▶ EXERCISE DESCRIPTION
Give back every line of the data exactly. Pictures are not part of the copy.

▶ DATA SUPPLIED
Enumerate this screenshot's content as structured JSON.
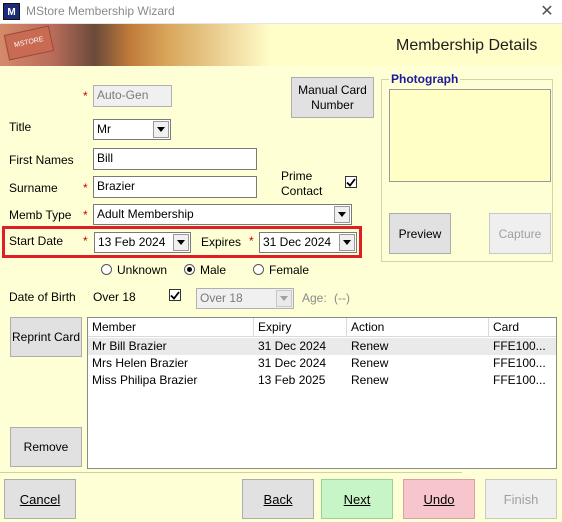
{
  "window": {
    "title": "MStore Membership Wizard",
    "app_icon_text": "M"
  },
  "banner": {
    "title": "Membership Details",
    "card_text": "MSTORE"
  },
  "form": {
    "auto_gen": "Auto-Gen",
    "manual_card_label": "Manual Card Number",
    "title_label": "Title",
    "title_value": "Mr",
    "first_names_label": "First Names",
    "first_names_value": "Bill",
    "surname_label": "Surname",
    "surname_value": "Brazier",
    "prime_contact_label": "Prime Contact",
    "prime_contact_checked": true,
    "memb_type_label": "Memb Type",
    "memb_type_value": "Adult Membership",
    "start_date_label": "Start Date",
    "start_date_value": "13 Feb 2024",
    "expires_label": "Expires",
    "expires_value": "31 Dec 2024",
    "gender_options": [
      "Unknown",
      "Male",
      "Female"
    ],
    "gender_selected": "Male",
    "dob_label": "Date of Birth",
    "over18_label": "Over 18",
    "over18_checked": true,
    "over18_select": "Over 18",
    "age_label": "Age:",
    "age_value": "(--)",
    "required_mark": "*"
  },
  "photo": {
    "legend": "Photograph",
    "preview_label": "Preview",
    "capture_label": "Capture"
  },
  "actions": {
    "reprint_label": "Reprint Card",
    "remove_label": "Remove"
  },
  "table": {
    "columns": [
      "Member",
      "Expiry",
      "Action",
      "Card"
    ],
    "rows": [
      {
        "member": "Mr Bill Brazier",
        "expiry": "31 Dec 2024",
        "action": "Renew",
        "card": "FFE100..."
      },
      {
        "member": "Mrs Helen Brazier",
        "expiry": "31 Dec 2024",
        "action": "Renew",
        "card": "FFE100..."
      },
      {
        "member": "Miss Philipa Brazier",
        "expiry": "13 Feb 2025",
        "action": "Renew",
        "card": "FFE100..."
      }
    ]
  },
  "nav": {
    "cancel": "Cancel",
    "back": "Back",
    "next": "Next",
    "undo": "Undo",
    "finish": "Finish"
  },
  "colors": {
    "background": "#ffffd6",
    "highlight": "#e01e26",
    "next": "#c8f5c8",
    "undo": "#f7c6cc",
    "required": "#d00000"
  }
}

▶ OUTPUT FOR THIS TASK
Enumerate this screenshot's content as structured JSON.
{
  "window": {
    "title": "MStore Membership Wizard",
    "app_icon_text": "M"
  },
  "banner": {
    "title": "Membership Details",
    "card_text": "MSTORE"
  },
  "form": {
    "auto_gen": "Auto-Gen",
    "manual_card_label": "Manual Card Number",
    "title_label": "Title",
    "title_value": "Mr",
    "first_names_label": "First Names",
    "first_names_value": "Bill",
    "surname_label": "Surname",
    "surname_value": "Brazier",
    "prime_contact_label": "Prime Contact",
    "prime_contact_checked": true,
    "memb_type_label": "Memb Type",
    "memb_type_value": "Adult Membership",
    "start_date_label": "Start Date",
    "start_date_value": "13 Feb 2024",
    "expires_label": "Expires",
    "expires_value": "31 Dec 2024",
    "gender_options": [
      "Unknown",
      "Male",
      "Female"
    ],
    "gender_selected": "Male",
    "dob_label": "Date of Birth",
    "over18_label": "Over 18",
    "over18_checked": true,
    "over18_select": "Over 18",
    "age_label": "Age:",
    "age_value": "(--)",
    "required_mark": "*"
  },
  "photo": {
    "legend": "Photograph",
    "preview_label": "Preview",
    "capture_label": "Capture"
  },
  "actions": {
    "reprint_label": "Reprint Card",
    "remove_label": "Remove"
  },
  "table": {
    "columns": [
      "Member",
      "Expiry",
      "Action",
      "Card"
    ],
    "rows": [
      {
        "member": "Mr Bill Brazier",
        "expiry": "31 Dec 2024",
        "action": "Renew",
        "card": "FFE100..."
      },
      {
        "member": "Mrs Helen Brazier",
        "expiry": "31 Dec 2024",
        "action": "Renew",
        "card": "FFE100..."
      },
      {
        "member": "Miss Philipa Brazier",
        "expiry": "13 Feb 2025",
        "action": "Renew",
        "card": "FFE100..."
      }
    ]
  },
  "nav": {
    "cancel": "Cancel",
    "back": "Back",
    "next": "Next",
    "undo": "Undo",
    "finish": "Finish"
  },
  "colors": {
    "background": "#ffffd6",
    "highlight": "#e01e26",
    "next": "#c8f5c8",
    "undo": "#f7c6cc",
    "required": "#d00000"
  }
}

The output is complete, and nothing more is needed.